Your task
Read through the listing and copy every line that contains the word "Main".

*** Opening The data ***

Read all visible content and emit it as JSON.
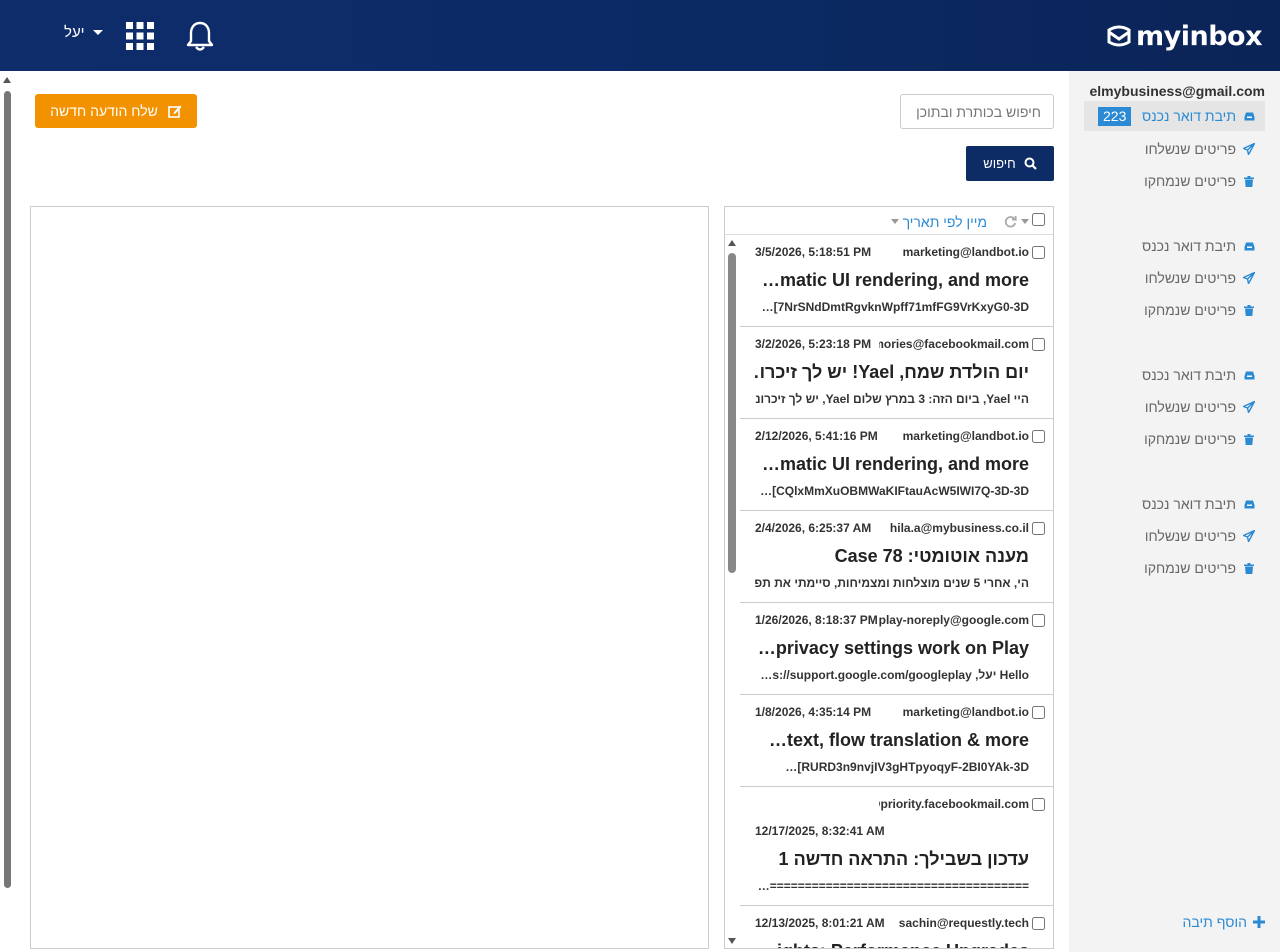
{
  "header": {
    "logo_text": "myinbox",
    "user_name": "יעל",
    "apps_icon": "grid-icon",
    "notifications_icon": "bell-icon"
  },
  "sidebar": {
    "account_email": "elmybusiness@gmail.com",
    "groups": [
      {
        "inbox": "תיבת דואר נכנס",
        "sent": "פריטים שנשלחו",
        "deleted": "פריטים שנמחקו",
        "unread": "223"
      },
      {
        "inbox": "תיבת דואר נכנס",
        "sent": "פריטים שנשלחו",
        "deleted": "פריטים שנמחקו"
      },
      {
        "inbox": "תיבת דואר נכנס",
        "sent": "פריטים שנשלחו",
        "deleted": "פריטים שנמחקו"
      },
      {
        "inbox": "תיבת דואר נכנס",
        "sent": "פריטים שנשלחו",
        "deleted": "פריטים שנמחקו"
      }
    ],
    "add_folder": "הוסף תיבה"
  },
  "toolbar": {
    "compose_label": "שלח הודעה חדשה",
    "search_placeholder": "חיפוש בכותרת ובתוכן",
    "search_button": "חיפוש"
  },
  "list": {
    "sort_label": "מיין לפי תאריך",
    "messages": [
      {
        "from": "marketing@landbot.io",
        "date": "3/5/2026, 5:18:51 PM",
        "subject": "matic UI rendering, and more…",
        "snippet": "7NrSNdDmtRgvknWpff71mfFG9VrKxyG0-3D]…"
      },
      {
        "from": "memories@facebookmail.com",
        "date": "3/2/2026, 5:23:18 PM",
        "subject": "יום הולדת שמח, Yael! יש לך זיכרו…",
        "snippet": "היי Yael, ביום הזה: 3 במרץ שלום Yael, יש לך זיכרונ…"
      },
      {
        "from": "marketing@landbot.io",
        "date": "2/12/2026, 5:41:16 PM",
        "subject": "matic UI rendering, and more…",
        "snippet": "CQlxMmXuOBMWaKIFtauAcW5IWI7Q-3D-3D]…"
      },
      {
        "from": "hila.a@mybusiness.co.il",
        "date": "2/4/2026, 6:25:37 AM",
        "subject": "מענה אוטומטי: Case 78",
        "snippet": "הי, אחרי 5 שנים מוצלחות ומצמיחות, סיימתי את תפ…"
      },
      {
        "from": "googleplay-noreply@google.com",
        "date": "1/26/2026, 8:18:37 PM",
        "subject": "privacy settings work on Play…",
        "snippet": "Hello יעל, s://support.google.com/googleplay…"
      },
      {
        "from": "marketing@landbot.io",
        "date": "1/8/2026, 4:35:14 PM",
        "subject": "text, flow translation & more…",
        "snippet": "RURD3n9nvjIV3gHTpyoqyF-2BI0YAk-3D]…"
      },
      {
        "from": "notification@priority.facebookmail.com",
        "date": "12/17/2025, 8:32:41 AM",
        "subject": "עדכון בשבילך: התראה חדשה 1",
        "snippet": "=====================================…"
      },
      {
        "from": "sachin@requestly.tech",
        "date": "12/13/2025, 8:01:21 AM",
        "subject": "ights: Performance Upgrades",
        "snippet": ""
      }
    ]
  }
}
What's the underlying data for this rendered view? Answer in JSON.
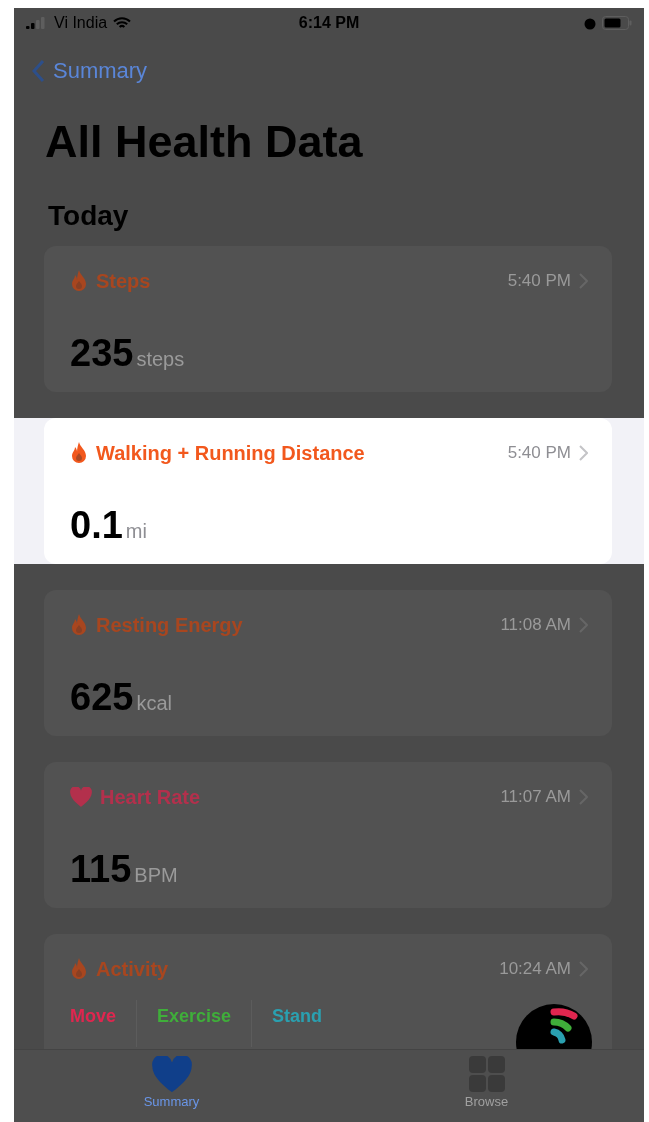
{
  "status_bar": {
    "carrier": "Vi India",
    "time": "6:14 PM"
  },
  "nav": {
    "back": "Summary"
  },
  "title": "All Health Data",
  "section": "Today",
  "cards": [
    {
      "kind": "flame",
      "color": "#a8461f",
      "title": "Steps",
      "time": "5:40 PM",
      "value": "235",
      "unit": "steps",
      "highlighted": false
    },
    {
      "kind": "flame",
      "color": "#f2581d",
      "title": "Walking + Running Distance",
      "time": "5:40 PM",
      "value": "0.1",
      "unit": "mi",
      "highlighted": true
    },
    {
      "kind": "flame",
      "color": "#a8461f",
      "title": "Resting Energy",
      "time": "11:08 AM",
      "value": "625",
      "unit": "kcal",
      "highlighted": false
    },
    {
      "kind": "heart",
      "color": "#b3304c",
      "title": "Heart Rate",
      "time": "11:07 AM",
      "value": "115",
      "unit": "BPM",
      "highlighted": false
    },
    {
      "kind": "activity",
      "color": "#a8461f",
      "title": "Activity",
      "time": "10:24 AM",
      "highlighted": false,
      "rings": [
        {
          "label": "Move",
          "color": "#e0264f"
        },
        {
          "label": "Exercise",
          "color": "#3fae3a"
        },
        {
          "label": "Stand",
          "color": "#2aa0b0"
        }
      ]
    }
  ],
  "tab_bar": [
    {
      "label": "Summary",
      "selected": true
    },
    {
      "label": "Browse",
      "selected": false
    }
  ]
}
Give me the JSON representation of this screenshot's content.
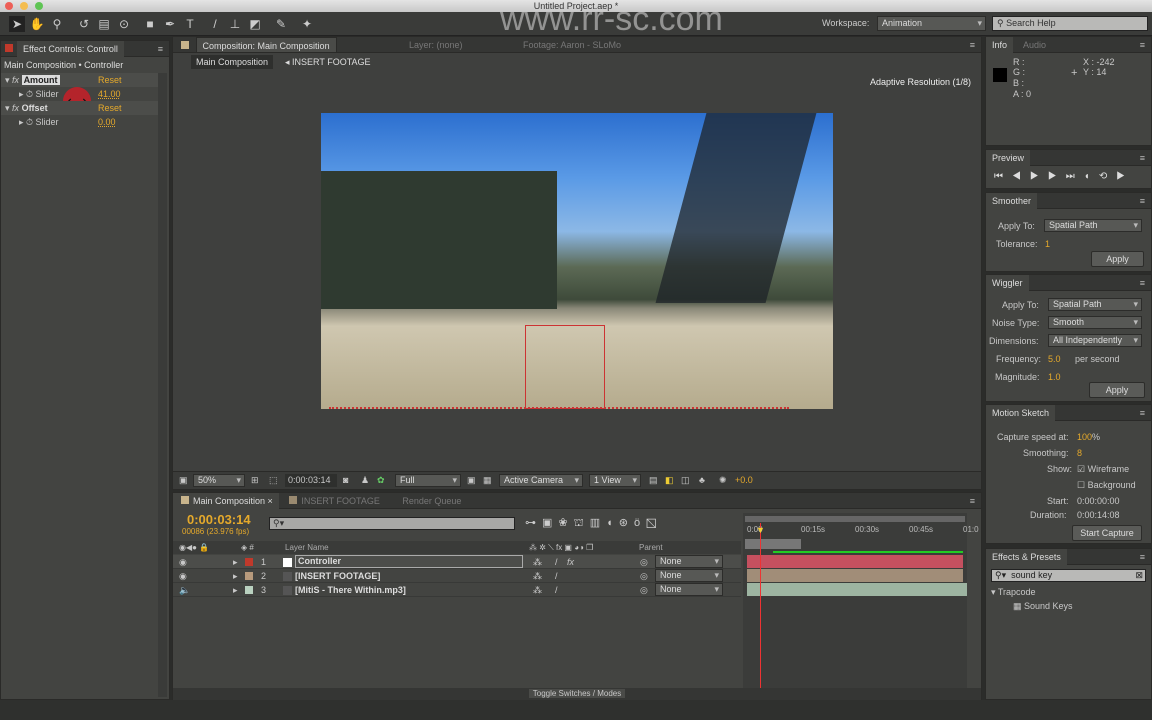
{
  "window": {
    "title": "Untitled Project.aep *"
  },
  "watermark": "www.rr-sc.com",
  "toolbar": {
    "workspace_label": "Workspace:",
    "workspace_value": "Animation",
    "search_placeholder": "Search Help"
  },
  "effect_controls": {
    "tab": "Effect Controls: Controll",
    "breadcrumb": "Main Composition • Controller",
    "effects": [
      {
        "name": "Amount",
        "reset": "Reset",
        "param": "Slider",
        "value": "41.00"
      },
      {
        "name": "Offset",
        "reset": "Reset",
        "param": "Slider",
        "value": "0.00"
      }
    ]
  },
  "composition": {
    "tab": "Composition: Main Composition",
    "layer_tab": "Layer: (none)",
    "footage_tab": "Footage: Aaron - SLoMo",
    "crumb1": "Main Composition",
    "crumb2": "INSERT FOOTAGE",
    "adaptive": "Adaptive Resolution (1/8)",
    "zoom": "50%",
    "time": "0:00:03:14",
    "resolution": "Full",
    "camera": "Active Camera",
    "views": "1 View",
    "exposure": "+0.0"
  },
  "timeline": {
    "tabs": [
      "Main Composition",
      "INSERT FOOTAGE",
      "Render Queue"
    ],
    "timecode": "0:00:03:14",
    "frames": "00086 (23.976 fps)",
    "col_layer": "Layer Name",
    "col_parent": "Parent",
    "ruler": [
      "0:00",
      "00:15s",
      "00:30s",
      "00:45s",
      "01:0"
    ],
    "layers": [
      {
        "num": "1",
        "name": "Controller",
        "parent": "None",
        "color": "#c0392b"
      },
      {
        "num": "2",
        "name": "[INSERT FOOTAGE]",
        "parent": "None",
        "color": "#b79a7c"
      },
      {
        "num": "3",
        "name": "[MitiS - There Within.mp3]",
        "parent": "None",
        "color": "#b9d1bf"
      }
    ],
    "toggle": "Toggle Switches / Modes"
  },
  "info": {
    "tab": "Info",
    "tab2": "Audio",
    "r": "R :",
    "g": "G :",
    "b": "B :",
    "a": "A : 0",
    "x": "X : -242",
    "y": "Y : 14"
  },
  "preview": {
    "tab": "Preview"
  },
  "smoother": {
    "tab": "Smoother",
    "apply_to_label": "Apply To:",
    "apply_to": "Spatial Path",
    "tolerance_label": "Tolerance:",
    "tolerance": "1",
    "apply": "Apply"
  },
  "wiggler": {
    "tab": "Wiggler",
    "apply_to_label": "Apply To:",
    "apply_to": "Spatial Path",
    "noise_label": "Noise Type:",
    "noise": "Smooth",
    "dim_label": "Dimensions:",
    "dim": "All Independently",
    "freq_label": "Frequency:",
    "freq": "5.0",
    "freq_unit": "per second",
    "mag_label": "Magnitude:",
    "mag": "1.0",
    "apply": "Apply"
  },
  "motion_sketch": {
    "tab": "Motion Sketch",
    "speed_label": "Capture speed at:",
    "speed": "100",
    "pct": "%",
    "smooth_label": "Smoothing:",
    "smooth": "8",
    "show_label": "Show:",
    "wireframe": "Wireframe",
    "background": "Background",
    "start_label": "Start:",
    "start": "0:00:00:00",
    "dur_label": "Duration:",
    "dur": "0:00:14:08",
    "capture": "Start Capture"
  },
  "effects_presets": {
    "tab": "Effects & Presets",
    "search": "sound key",
    "group": "Trapcode",
    "item": "Sound Keys"
  }
}
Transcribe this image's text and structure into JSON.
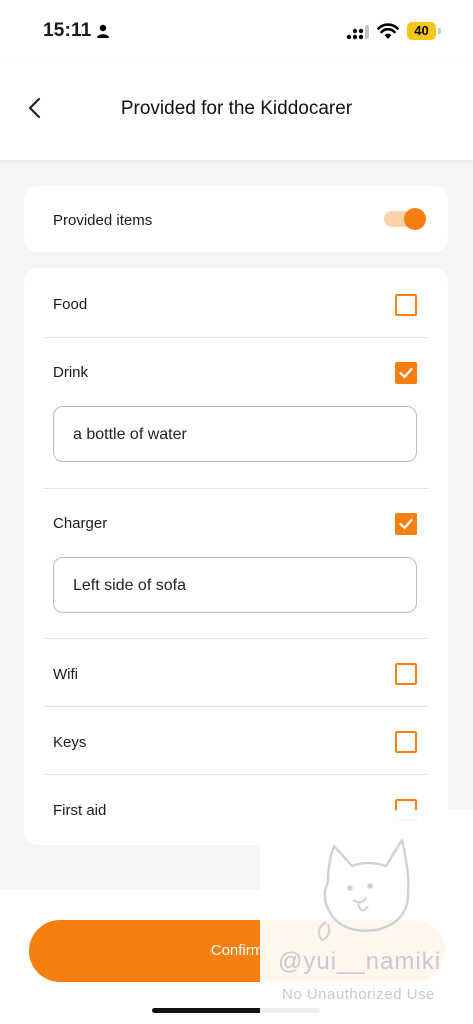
{
  "status_bar": {
    "time": "15:11",
    "battery": "40"
  },
  "header": {
    "title": "Provided for the Kiddocarer"
  },
  "provided": {
    "label": "Provided items",
    "enabled": true
  },
  "items": [
    {
      "label": "Food",
      "checked": false
    },
    {
      "label": "Drink",
      "checked": true,
      "value": "a bottle of water"
    },
    {
      "label": "Charger",
      "checked": true,
      "value": "Left side of sofa"
    },
    {
      "label": "Wifi",
      "checked": false
    },
    {
      "label": "Keys",
      "checked": false
    },
    {
      "label": "First aid",
      "checked": false
    }
  ],
  "footer": {
    "confirm_label": "Confirm"
  },
  "watermark": {
    "handle": "@yui__namiki",
    "notice": "No Unauthorized Use"
  },
  "colors": {
    "accent": "#f77f0f",
    "accent_light": "#fcd2a8"
  }
}
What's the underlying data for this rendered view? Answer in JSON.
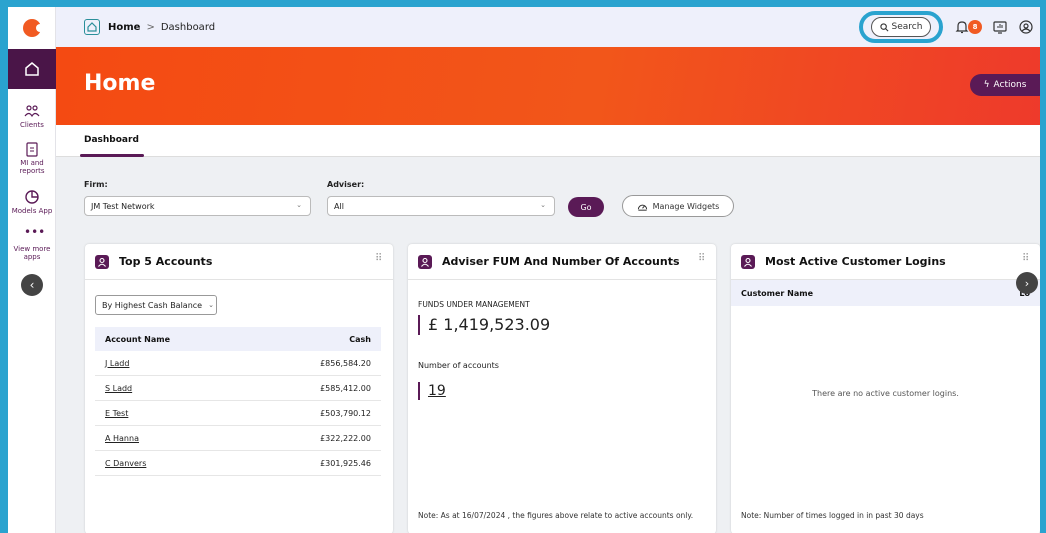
{
  "rail": {
    "items": [
      {
        "label": "Clients"
      },
      {
        "label": "MI and reports"
      },
      {
        "label": "Models App"
      },
      {
        "label": "View more apps"
      }
    ]
  },
  "topbar": {
    "crumb_home": "Home",
    "crumb_sep": ">",
    "crumb_current": "Dashboard",
    "search_label": "Search",
    "notification_count": "8"
  },
  "hero": {
    "title": "Home",
    "actions_label": "Actions"
  },
  "tabs": [
    {
      "label": "Dashboard"
    }
  ],
  "filters": {
    "firm_label": "Firm:",
    "firm_value": "JM Test Network",
    "adviser_label": "Adviser:",
    "adviser_value": "All",
    "go_label": "Go",
    "manage_label": "Manage Widgets"
  },
  "top_accounts": {
    "title": "Top 5 Accounts",
    "sort_value": "By Highest Cash Balance",
    "col_name": "Account Name",
    "col_cash": "Cash",
    "rows": [
      {
        "name": "J Ladd",
        "cash": "£856,584.20"
      },
      {
        "name": "S Ladd",
        "cash": "£585,412.00"
      },
      {
        "name": "E Test",
        "cash": "£503,790.12"
      },
      {
        "name": "A Hanna",
        "cash": "£322,222.00"
      },
      {
        "name": "C Danvers",
        "cash": "£301,925.46"
      }
    ]
  },
  "fum": {
    "title": "Adviser FUM And Number Of Accounts",
    "fum_label": "FUNDS UNDER MANAGEMENT",
    "fum_value": "£ 1,419,523.09",
    "accounts_label": "Number of accounts",
    "accounts_value": "19",
    "note": "Note: As at 16/07/2024 , the figures above relate to active accounts only."
  },
  "logins": {
    "title": "Most Active Customer Logins",
    "col_name": "Customer Name",
    "col_logins": "Lo",
    "empty": "There are no active customer logins.",
    "note": "Note: Number of times logged in in past 30 days"
  },
  "colors": {
    "brand_purple": "#5a1a56",
    "brand_orange": "#f15a22",
    "highlight": "#2aa3cf"
  }
}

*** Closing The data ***

Exercise result
    "breadcrumb": "Main Composition • Controller",
    "tab": "Composition: Main Composition",
    "crumb1": "Main Composition",
      "Main Composition",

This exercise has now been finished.